You can export a rendered movie as a sequence of still images, in which case each frame of the movie is output as a separate still-image file. When you render one movie using multiple computers on a network, the movie is always output as a still-image sequence. Many 3D animation programs accept sequences of still images. Sequences of PNG files are often a good choice for transfer of visual elements from After Effects to Flash Professional.
If you are creating a movie for transfer to film, you will need to create a sequence of still images that you can then transfer to film using a film recorder.
Creating a sequence of PSD files is a good way to transfer frames to Photoshop for touchup and editing. You can then import the image sequence back into After Effects.

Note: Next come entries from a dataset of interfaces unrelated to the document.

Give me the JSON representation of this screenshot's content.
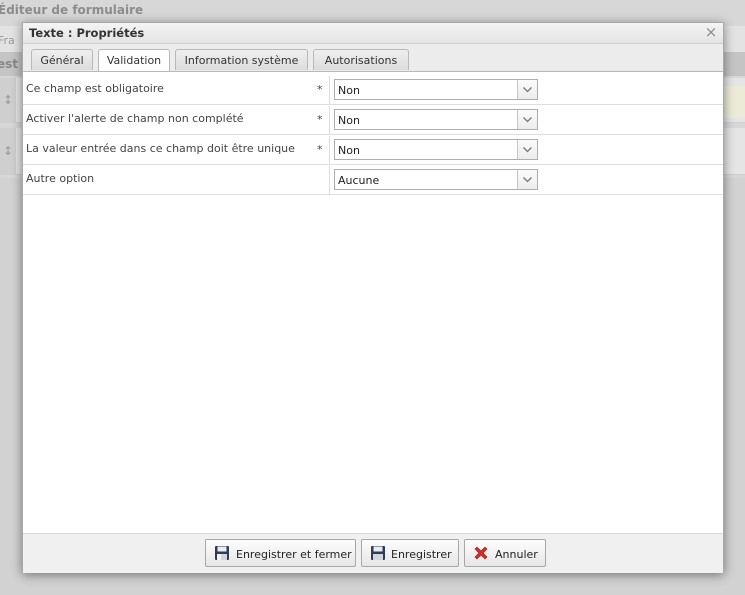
{
  "background": {
    "app_title": "Éditeur de formulaire",
    "toolbar_fragment": "Fra",
    "header_fragment": "est"
  },
  "dialog": {
    "title": "Texte : Propriétés",
    "close_glyph": "×",
    "tabs": [
      {
        "label": "Général"
      },
      {
        "label": "Validation"
      },
      {
        "label": "Information système"
      },
      {
        "label": "Autorisations"
      }
    ],
    "fields": [
      {
        "label": "Ce champ est obligatoire",
        "required_mark": "*",
        "value": "Non"
      },
      {
        "label": "Activer l'alerte de champ non complété",
        "required_mark": "*",
        "value": "Non"
      },
      {
        "label": "La valeur entrée dans ce champ doit être unique",
        "required_mark": "*",
        "value": "Non"
      },
      {
        "label": "Autre option",
        "required_mark": "",
        "value": "Aucune"
      }
    ],
    "footer": {
      "save_close_label": "Enregistrer et fermer",
      "save_label": "Enregistrer",
      "cancel_label": "Annuler"
    }
  },
  "icons": {
    "save_close": "save-close-icon",
    "save": "floppy-disk-icon",
    "cancel": "red-x-icon",
    "dropdown": "chevron-down-icon",
    "drag": "drag-handle-icon"
  },
  "colors": {
    "cancel_red": "#d62d20",
    "floppy_dark": "#2f3d52",
    "overlay_bg": "#c9c9c9"
  }
}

When specifying the output filename for a still-image sequence, you actually specify a file-naming template. The name that you specify must contain pound signs surrounded by square brackets ([#####]). As each frame is rendered and a filename created for it, After Effects replaces the [#####] portion of the name with a number indicating the order of the frame in the sequence. For example, specifying mymovie_[#####].tga would cause output files to be named mymovie_00001.tga, filmout_00002.tga, and so on.
The maximum number of frames in a still-image sequence is 32,766.
You can export a single frame from a composition, either as an Adobe Photoshop (PSD) file with layers intact or as a rendered image. This is useful for editing files in Adobe Photoshop, preparing files for Adobe Encore, creating a proxy, or exporting an image from a movie for posters or storyboards.
The Photoshop Layers command preserves all layers from a single frame of an After Effects composition in the resulting Photoshop file. Nested compositions up to five levels deep are preserved in the PSD file as layer groups. The PSD file inherits the color bit depth from the After Effects project.
In addition, the layered Photoshop file contains an embedded composite (flattened) image of all the layers. This feature ensures that the file is compatible with applications that don’t support Photoshop layers; such applications display the composited image and ignore the layers.
A layered Photoshop file saved from After Effects may look different from the frame viewed in After Effects if the frame uses features that Photoshop doesn’t support. For example, if the frame contains a blending mode that isn’t available in Photoshop, a blending mode that most resembles it is substituted in the layer, but the embedded composite image (viewable only by applications that don’t support Photoshop layers) looks the same. Alternatively, you can render the frame using the Composition > Save Frame As > File command to export a flattened and rendered version of the file to the PSD format.
PSD files generated by Save Frame As > Photoshop Layers have the sRGB IEC61966-2.1 ICC color profile embedded if color management is disabled for the project (the project's working color space is set to None). If color management is enabled for the project (the project's working color space is set to something other than None), then PSD files generated by Save Frame As > Photoshop Layers have the color profile embedded that corresponds to the project's working color space. (See Color management and color profiles.)
To change the default output settings for the Save Frame As > File command, change the settings for the Frame Default render settings template (See Create, edit, and manage render settings templates.)